We Need Some New Categories Of Testing Software For Humans
During my research for the just-published document "For Developers, Dog Food And Champagne Can't Be The Only Items On The Menu," I had an interesting conversation with the team at Adobe that handles internal pilots, which in their case entails more than just putting the next version of an Adobe product on the network for people to try. Instead of the typical "spaghetti against the wall" approach to "eating your own dog food" (to mix food metaphors), the Adobe team actively looks for use cases that fit the product. If a product like Flex or Photoshop is a tool, then it should be the right tool for some job. (And if you can't find any use for the software, you're definitely in trouble.)
This approach might require additional work above the "spaghetti against the wall" approach, but it definitely has dividends for many different groups. The product team identifies functionality gaps or usability flaws. Marketers and salespeople have a much easier time figuring out what to demo. As a result, Adobe runs a better chance of both building technology that's compelling, and then explaining what's compelling about it to potential customers.
The Adobe approach stands out because, most of the time, internal pilots don't have very clear objectives or rigorous approaches to achieving them. The phrases "eating your own dog food" and "drinking your own champagne" imply discipline, particularly since they seem like an extra step that teams are not strictly obliged to take. Unfortunately, internal pilots are usually anything but disciplined, especially when compared to other forms of testing.
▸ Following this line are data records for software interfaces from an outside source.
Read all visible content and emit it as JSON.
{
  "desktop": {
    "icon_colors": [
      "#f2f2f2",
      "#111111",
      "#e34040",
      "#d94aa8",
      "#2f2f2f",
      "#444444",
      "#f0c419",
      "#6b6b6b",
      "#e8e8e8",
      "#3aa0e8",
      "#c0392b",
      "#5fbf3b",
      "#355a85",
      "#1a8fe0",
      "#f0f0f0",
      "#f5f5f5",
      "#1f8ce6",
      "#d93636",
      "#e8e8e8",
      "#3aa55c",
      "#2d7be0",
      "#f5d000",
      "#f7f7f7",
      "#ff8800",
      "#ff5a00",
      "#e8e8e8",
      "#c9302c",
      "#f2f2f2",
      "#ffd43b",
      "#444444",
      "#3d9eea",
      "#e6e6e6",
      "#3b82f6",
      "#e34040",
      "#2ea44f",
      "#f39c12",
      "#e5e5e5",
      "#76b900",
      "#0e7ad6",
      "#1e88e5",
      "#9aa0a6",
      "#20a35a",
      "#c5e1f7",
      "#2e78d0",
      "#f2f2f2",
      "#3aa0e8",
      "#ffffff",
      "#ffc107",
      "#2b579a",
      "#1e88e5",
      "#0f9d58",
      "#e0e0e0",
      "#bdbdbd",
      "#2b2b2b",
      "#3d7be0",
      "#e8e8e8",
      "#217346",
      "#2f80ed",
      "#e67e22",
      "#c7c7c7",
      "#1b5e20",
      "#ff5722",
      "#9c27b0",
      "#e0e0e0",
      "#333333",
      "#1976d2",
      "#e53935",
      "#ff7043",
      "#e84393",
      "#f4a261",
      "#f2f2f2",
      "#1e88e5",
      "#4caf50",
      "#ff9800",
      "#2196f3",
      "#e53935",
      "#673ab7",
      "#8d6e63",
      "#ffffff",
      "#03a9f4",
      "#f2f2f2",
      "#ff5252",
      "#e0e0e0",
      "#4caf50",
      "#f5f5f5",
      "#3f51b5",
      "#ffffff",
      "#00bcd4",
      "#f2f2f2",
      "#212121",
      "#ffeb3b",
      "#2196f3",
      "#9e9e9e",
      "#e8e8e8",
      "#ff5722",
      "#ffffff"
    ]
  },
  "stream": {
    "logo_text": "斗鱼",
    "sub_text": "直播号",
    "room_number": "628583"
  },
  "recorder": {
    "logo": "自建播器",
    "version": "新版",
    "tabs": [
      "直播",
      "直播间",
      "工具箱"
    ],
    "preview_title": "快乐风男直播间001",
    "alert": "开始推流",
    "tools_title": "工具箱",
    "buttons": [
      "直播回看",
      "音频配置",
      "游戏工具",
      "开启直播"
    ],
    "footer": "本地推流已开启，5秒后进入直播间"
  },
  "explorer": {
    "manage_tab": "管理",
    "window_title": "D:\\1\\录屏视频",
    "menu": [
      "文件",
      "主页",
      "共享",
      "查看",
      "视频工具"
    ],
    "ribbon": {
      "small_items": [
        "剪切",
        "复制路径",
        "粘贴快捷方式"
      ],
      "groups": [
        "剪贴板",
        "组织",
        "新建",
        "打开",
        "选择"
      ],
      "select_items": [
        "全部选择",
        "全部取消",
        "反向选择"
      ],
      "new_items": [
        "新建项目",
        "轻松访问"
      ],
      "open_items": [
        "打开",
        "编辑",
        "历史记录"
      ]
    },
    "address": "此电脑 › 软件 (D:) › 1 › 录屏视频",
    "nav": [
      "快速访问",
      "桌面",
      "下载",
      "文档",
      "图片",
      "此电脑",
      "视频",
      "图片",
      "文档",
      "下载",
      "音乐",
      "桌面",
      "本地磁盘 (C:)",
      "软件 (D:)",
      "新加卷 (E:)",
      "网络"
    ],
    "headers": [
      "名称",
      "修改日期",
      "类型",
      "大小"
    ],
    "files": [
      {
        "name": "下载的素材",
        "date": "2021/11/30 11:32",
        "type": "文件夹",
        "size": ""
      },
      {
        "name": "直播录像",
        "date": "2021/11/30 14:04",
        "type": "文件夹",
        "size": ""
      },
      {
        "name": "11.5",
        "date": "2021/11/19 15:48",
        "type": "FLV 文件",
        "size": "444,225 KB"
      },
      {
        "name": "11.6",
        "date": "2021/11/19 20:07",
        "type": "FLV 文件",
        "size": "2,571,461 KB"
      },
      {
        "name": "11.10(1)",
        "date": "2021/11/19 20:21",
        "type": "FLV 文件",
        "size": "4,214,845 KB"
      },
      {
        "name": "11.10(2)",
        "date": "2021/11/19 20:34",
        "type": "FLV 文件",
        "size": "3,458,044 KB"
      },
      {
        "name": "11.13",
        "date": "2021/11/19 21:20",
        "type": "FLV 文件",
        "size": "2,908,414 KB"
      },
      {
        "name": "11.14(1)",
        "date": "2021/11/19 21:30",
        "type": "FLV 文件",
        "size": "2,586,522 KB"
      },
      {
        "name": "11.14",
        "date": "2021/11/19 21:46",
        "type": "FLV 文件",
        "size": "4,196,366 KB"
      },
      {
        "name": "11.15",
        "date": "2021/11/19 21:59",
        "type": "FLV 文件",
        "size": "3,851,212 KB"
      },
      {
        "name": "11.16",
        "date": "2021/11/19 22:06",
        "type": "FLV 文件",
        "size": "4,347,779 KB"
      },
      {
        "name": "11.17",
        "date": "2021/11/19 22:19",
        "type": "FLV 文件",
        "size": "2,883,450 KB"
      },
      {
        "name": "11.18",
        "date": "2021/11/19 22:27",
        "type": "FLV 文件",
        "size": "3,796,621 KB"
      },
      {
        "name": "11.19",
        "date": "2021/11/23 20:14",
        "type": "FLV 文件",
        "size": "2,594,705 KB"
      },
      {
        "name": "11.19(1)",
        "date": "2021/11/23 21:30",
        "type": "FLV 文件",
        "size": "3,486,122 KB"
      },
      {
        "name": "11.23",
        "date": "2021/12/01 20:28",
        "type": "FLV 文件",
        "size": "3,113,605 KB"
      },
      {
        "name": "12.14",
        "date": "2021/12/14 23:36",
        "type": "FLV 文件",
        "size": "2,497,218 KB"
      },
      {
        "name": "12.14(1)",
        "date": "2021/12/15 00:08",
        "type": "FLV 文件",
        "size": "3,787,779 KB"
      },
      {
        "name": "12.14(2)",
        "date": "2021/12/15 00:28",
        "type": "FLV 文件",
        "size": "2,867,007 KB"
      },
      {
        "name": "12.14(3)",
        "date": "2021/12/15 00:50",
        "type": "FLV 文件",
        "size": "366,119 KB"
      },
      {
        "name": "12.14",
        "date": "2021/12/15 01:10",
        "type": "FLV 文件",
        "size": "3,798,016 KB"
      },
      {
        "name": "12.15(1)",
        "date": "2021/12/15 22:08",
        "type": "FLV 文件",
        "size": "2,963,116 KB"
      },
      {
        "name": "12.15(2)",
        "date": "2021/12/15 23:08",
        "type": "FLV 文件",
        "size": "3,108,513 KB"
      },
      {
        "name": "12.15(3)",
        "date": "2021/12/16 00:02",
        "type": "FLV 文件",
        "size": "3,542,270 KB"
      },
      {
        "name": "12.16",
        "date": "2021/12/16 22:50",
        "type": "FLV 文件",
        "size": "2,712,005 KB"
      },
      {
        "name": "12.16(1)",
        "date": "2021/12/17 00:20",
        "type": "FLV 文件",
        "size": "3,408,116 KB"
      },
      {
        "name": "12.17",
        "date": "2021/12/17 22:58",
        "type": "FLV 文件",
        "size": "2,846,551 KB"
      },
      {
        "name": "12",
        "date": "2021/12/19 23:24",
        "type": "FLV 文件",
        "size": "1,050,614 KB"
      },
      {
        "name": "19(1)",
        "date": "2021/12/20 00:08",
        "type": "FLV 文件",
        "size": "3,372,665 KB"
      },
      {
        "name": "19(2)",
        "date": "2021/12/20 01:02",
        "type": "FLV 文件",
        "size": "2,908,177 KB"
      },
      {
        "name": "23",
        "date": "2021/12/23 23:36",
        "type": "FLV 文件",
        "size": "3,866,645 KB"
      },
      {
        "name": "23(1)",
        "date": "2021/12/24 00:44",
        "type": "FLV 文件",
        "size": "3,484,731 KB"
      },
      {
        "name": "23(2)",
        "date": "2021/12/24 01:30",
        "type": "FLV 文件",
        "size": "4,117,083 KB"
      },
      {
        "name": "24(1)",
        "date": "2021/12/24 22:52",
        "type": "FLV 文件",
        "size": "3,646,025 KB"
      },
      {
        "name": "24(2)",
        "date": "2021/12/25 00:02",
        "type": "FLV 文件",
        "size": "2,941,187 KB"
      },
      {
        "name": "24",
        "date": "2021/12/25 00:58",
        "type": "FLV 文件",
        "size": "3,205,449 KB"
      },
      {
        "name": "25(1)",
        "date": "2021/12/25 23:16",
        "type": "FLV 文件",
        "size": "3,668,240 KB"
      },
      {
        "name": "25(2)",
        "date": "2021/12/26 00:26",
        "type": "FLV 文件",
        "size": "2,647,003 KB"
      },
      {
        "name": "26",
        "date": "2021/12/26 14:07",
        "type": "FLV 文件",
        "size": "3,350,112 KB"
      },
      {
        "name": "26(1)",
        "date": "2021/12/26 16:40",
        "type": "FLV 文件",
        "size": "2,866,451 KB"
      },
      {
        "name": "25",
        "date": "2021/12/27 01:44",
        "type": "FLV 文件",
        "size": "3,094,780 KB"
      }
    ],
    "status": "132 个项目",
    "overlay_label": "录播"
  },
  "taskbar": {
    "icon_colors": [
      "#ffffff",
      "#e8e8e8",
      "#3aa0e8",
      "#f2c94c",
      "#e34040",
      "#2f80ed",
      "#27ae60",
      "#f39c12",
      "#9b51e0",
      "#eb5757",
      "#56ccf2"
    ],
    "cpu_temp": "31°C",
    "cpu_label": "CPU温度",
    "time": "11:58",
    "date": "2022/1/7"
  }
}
For example, if an internal development team builds a custom wiki application, we expect the team to subject the code to a battery of tests. Functional testing, unit testing, regression testing, acceptance testing – we know exactly what these terms mean. We know how to measure them, along dimensions like test coverage. As soon as we get into testing that involves real human beings using the code, we accept an enormous drop in specificity and rigor. If the team uses the wiki for its own purposes, there's no standard by which we judge the right amount of time for this testing, or how much "coverage" of the functionality is required. We also don't get too worried that there may be a huge difference between how IT people might use a wiki, and how someone in finance, customer support, legal or shipping would use it. We shouldn't be surprised, therefore, that no matter how generous a helping of dog food the dev team consumes, the technology delivered doesn't completely satisfies the user's tastes.
The few methods that have any degree of rigor, such as usability testing, are a good first step, but they're hardly sufficient. I've sat through a lot of usability lab experiments, and while I've been happy for the feedback, I was always aware of how limited the scope of testing was. Usability testing does exactly what it says, and no more: you learn how hard it is to figure out what you should click to finish a task, and how many clicks it takes to complete. Usability testing does not tell you whether the software solves a real problem, or in the case of packaged applications, whether someone is willing to pay for the privilege.
We accept an approach to Real Human Testing (RHT) that's inferior to Poking The Code (PTC) because we often don't know exactly what we want from RHT. What do software vendors expect from a beta program? Some mix of bug hunting, design feedback, deployment and configuration testing, and reference customer recruitment, to be sure, but which is the top priority? Typically, different groups in the company that have a vested interest in the beta program – development, support, marketing, etc. – usually don't share the same view of what the priorities are, or should be. The beta program checklist that fellow blogger Saeed Khan developed is a great start, especially since few companies have a beta program strategy as clear in both ends and means as what he describes.
Since all new disciplines start with categorization, I'll propose a few categories of RHT that we need to have:
- Usefulness. Does the software solve a real problem?
- Scope. In how many use cases does the software solve a problem?
- Comprehensibility. Is it clear what problem it solves?
- Usability. This is a fairly unambitious measure. You could have a very usable application that fails to impress or entice people to use it. Therefore, we need an additional measure.
- Coolness. Does the software appeal to people? The "gotta have it" factor requires a lot more than just usability.
- Client compatibility. How well does the software work with the devices and other applications that people are likely to use?
- Perceived value. For IT, this is a measure of ROI. For tech vendors, it's a measure of market potential.
I'm sure that I've missed some other possible categories of RHT, but it should be clear from even this cursory list how little rigor we apply once we "test" software by putting it in the hands of prospective users or customers. Even checklist standards like ITIL and CMMI don't impose this type of discipline, even though, at the end of the day, the real test of software quality is whether someone uses it, or spends money to use it.